Write the records out again, exactly.

[[ Available data open ]]

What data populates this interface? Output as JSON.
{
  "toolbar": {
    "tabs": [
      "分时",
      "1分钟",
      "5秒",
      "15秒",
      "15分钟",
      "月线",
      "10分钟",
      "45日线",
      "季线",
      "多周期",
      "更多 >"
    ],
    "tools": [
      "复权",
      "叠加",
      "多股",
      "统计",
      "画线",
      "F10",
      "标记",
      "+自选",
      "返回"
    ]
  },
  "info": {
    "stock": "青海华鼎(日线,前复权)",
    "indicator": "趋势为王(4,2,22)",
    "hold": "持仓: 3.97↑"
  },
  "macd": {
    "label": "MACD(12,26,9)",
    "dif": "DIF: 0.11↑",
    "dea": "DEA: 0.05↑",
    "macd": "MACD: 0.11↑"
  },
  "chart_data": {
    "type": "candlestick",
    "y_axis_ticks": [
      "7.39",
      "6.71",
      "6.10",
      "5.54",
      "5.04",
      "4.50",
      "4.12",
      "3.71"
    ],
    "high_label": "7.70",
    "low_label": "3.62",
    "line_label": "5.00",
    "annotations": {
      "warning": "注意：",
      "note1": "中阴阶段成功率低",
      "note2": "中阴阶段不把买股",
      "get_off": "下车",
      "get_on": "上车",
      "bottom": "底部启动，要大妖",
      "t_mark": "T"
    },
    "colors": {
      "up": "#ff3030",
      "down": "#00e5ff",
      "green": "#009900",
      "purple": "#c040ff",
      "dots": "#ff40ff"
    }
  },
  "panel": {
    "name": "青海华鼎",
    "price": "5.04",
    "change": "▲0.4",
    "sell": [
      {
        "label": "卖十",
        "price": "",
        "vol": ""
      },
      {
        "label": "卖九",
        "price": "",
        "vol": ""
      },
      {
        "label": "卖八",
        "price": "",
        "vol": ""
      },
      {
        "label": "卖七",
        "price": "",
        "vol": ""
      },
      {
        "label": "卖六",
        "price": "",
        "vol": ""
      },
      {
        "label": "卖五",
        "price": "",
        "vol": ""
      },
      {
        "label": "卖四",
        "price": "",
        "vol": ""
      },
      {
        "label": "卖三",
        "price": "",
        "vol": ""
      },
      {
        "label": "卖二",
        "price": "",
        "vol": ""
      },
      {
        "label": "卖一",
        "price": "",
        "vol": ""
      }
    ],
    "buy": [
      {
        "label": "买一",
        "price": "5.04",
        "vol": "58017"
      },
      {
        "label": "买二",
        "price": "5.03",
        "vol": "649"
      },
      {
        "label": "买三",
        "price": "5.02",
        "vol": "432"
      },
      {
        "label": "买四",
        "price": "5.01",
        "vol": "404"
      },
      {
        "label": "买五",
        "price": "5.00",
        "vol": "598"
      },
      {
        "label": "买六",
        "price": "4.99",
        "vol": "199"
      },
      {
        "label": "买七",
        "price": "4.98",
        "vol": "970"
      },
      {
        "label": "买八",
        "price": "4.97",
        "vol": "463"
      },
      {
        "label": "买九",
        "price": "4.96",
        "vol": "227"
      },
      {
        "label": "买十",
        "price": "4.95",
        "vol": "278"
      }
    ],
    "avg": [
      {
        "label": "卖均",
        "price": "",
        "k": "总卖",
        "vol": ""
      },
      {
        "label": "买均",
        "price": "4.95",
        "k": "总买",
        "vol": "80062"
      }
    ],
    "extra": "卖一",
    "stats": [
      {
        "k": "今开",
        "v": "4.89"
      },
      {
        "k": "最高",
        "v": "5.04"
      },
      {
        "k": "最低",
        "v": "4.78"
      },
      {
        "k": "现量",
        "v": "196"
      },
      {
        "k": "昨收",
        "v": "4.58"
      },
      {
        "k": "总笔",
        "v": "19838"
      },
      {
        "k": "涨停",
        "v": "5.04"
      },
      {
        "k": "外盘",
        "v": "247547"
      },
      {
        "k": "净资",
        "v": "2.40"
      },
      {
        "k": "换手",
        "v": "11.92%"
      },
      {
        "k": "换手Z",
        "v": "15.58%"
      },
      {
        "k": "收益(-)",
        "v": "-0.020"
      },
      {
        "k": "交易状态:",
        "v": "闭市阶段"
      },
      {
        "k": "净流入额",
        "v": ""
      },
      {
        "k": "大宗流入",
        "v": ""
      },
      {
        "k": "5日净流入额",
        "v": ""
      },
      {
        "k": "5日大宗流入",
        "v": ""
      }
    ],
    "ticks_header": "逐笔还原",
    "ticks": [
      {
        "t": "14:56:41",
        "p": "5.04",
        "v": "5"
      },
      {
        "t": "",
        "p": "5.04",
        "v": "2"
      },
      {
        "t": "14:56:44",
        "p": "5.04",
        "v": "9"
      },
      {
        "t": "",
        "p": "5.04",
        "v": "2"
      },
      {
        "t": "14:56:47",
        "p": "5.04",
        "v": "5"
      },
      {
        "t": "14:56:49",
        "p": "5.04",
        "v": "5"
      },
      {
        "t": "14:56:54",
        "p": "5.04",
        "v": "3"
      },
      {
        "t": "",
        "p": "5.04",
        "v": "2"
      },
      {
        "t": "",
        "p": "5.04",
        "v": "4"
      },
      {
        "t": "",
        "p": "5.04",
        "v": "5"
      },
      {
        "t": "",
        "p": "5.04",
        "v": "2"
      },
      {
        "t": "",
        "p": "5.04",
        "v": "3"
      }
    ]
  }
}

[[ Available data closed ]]

■ Answer to this task ■
What data populates this interface? Output as JSON.
{
  "toolbar": {
    "tabs": [
      "分时",
      "1分钟",
      "5秒",
      "15秒",
      "15分钟",
      "月线",
      "10分钟",
      "45日线",
      "季线",
      "多周期",
      "更多 >"
    ],
    "tools": [
      "复权",
      "叠加",
      "多股",
      "统计",
      "画线",
      "F10",
      "标记",
      "+自选",
      "返回"
    ]
  },
  "info": {
    "stock": "青海华鼎(日线,前复权)",
    "indicator": "趋势为王(4,2,22)",
    "hold": "持仓: 3.97↑"
  },
  "macd": {
    "label": "MACD(12,26,9)",
    "dif": "DIF: 0.11↑",
    "dea": "DEA: 0.05↑",
    "macd": "MACD: 0.11↑"
  },
  "chart_data": {
    "type": "candlestick",
    "y_axis_ticks": [
      "7.39",
      "6.71",
      "6.10",
      "5.54",
      "5.04",
      "4.50",
      "4.12",
      "3.71"
    ],
    "high_label": "7.70",
    "low_label": "3.62",
    "line_label": "5.00",
    "annotations": {
      "warning": "注意：",
      "note1": "中阴阶段成功率低",
      "note2": "中阴阶段不把买股",
      "get_off": "下车",
      "get_on": "上车",
      "bottom": "底部启动，要大妖",
      "t_mark": "T"
    },
    "colors": {
      "up": "#ff3030",
      "down": "#00e5ff",
      "green": "#009900",
      "purple": "#c040ff",
      "dots": "#ff40ff"
    }
  },
  "panel": {
    "name": "青海华鼎",
    "price": "5.04",
    "change": "▲0.4",
    "sell": [
      {
        "label": "卖十",
        "price": "",
        "vol": ""
      },
      {
        "label": "卖九",
        "price": "",
        "vol": ""
      },
      {
        "label": "卖八",
        "price": "",
        "vol": ""
      },
      {
        "label": "卖七",
        "price": "",
        "vol": ""
      },
      {
        "label": "卖六",
        "price": "",
        "vol": ""
      },
      {
        "label": "卖五",
        "price": "",
        "vol": ""
      },
      {
        "label": "卖四",
        "price": "",
        "vol": ""
      },
      {
        "label": "卖三",
        "price": "",
        "vol": ""
      },
      {
        "label": "卖二",
        "price": "",
        "vol": ""
      },
      {
        "label": "卖一",
        "price": "",
        "vol": ""
      }
    ],
    "buy": [
      {
        "label": "买一",
        "price": "5.04",
        "vol": "58017"
      },
      {
        "label": "买二",
        "price": "5.03",
        "vol": "649"
      },
      {
        "label": "买三",
        "price": "5.02",
        "vol": "432"
      },
      {
        "label": "买四",
        "price": "5.01",
        "vol": "404"
      },
      {
        "label": "买五",
        "price": "5.00",
        "vol": "598"
      },
      {
        "label": "买六",
        "price": "4.99",
        "vol": "199"
      },
      {
        "label": "买七",
        "price": "4.98",
        "vol": "970"
      },
      {
        "label": "买八",
        "price": "4.97",
        "vol": "463"
      },
      {
        "label": "买九",
        "price": "4.96",
        "vol": "227"
      },
      {
        "label": "买十",
        "price": "4.95",
        "vol": "278"
      }
    ],
    "avg": [
      {
        "label": "卖均",
        "price": "",
        "k": "总卖",
        "vol": ""
      },
      {
        "label": "买均",
        "price": "4.95",
        "k": "总买",
        "vol": "80062"
      }
    ],
    "extra": "卖一",
    "stats": [
      {
        "k": "今开",
        "v": "4.89"
      },
      {
        "k": "最高",
        "v": "5.04"
      },
      {
        "k": "最低",
        "v": "4.78"
      },
      {
        "k": "现量",
        "v": "196"
      },
      {
        "k": "昨收",
        "v": "4.58"
      },
      {
        "k": "总笔",
        "v": "19838"
      },
      {
        "k": "涨停",
        "v": "5.04"
      },
      {
        "k": "外盘",
        "v": "247547"
      },
      {
        "k": "净资",
        "v": "2.40"
      },
      {
        "k": "换手",
        "v": "11.92%"
      },
      {
        "k": "换手Z",
        "v": "15.58%"
      },
      {
        "k": "收益(-)",
        "v": "-0.020"
      },
      {
        "k": "交易状态:",
        "v": "闭市阶段"
      },
      {
        "k": "净流入额",
        "v": ""
      },
      {
        "k": "大宗流入",
        "v": ""
      },
      {
        "k": "5日净流入额",
        "v": ""
      },
      {
        "k": "5日大宗流入",
        "v": ""
      }
    ],
    "ticks_header": "逐笔还原",
    "ticks": [
      {
        "t": "14:56:41",
        "p": "5.04",
        "v": "5"
      },
      {
        "t": "",
        "p": "5.04",
        "v": "2"
      },
      {
        "t": "14:56:44",
        "p": "5.04",
        "v": "9"
      },
      {
        "t": "",
        "p": "5.04",
        "v": "2"
      },
      {
        "t": "14:56:47",
        "p": "5.04",
        "v": "5"
      },
      {
        "t": "14:56:49",
        "p": "5.04",
        "v": "5"
      },
      {
        "t": "14:56:54",
        "p": "5.04",
        "v": "3"
      },
      {
        "t": "",
        "p": "5.04",
        "v": "2"
      },
      {
        "t": "",
        "p": "5.04",
        "v": "4"
      },
      {
        "t": "",
        "p": "5.04",
        "v": "5"
      },
      {
        "t": "",
        "p": "5.04",
        "v": "2"
      },
      {
        "t": "",
        "p": "5.04",
        "v": "3"
      }
    ]
  }
}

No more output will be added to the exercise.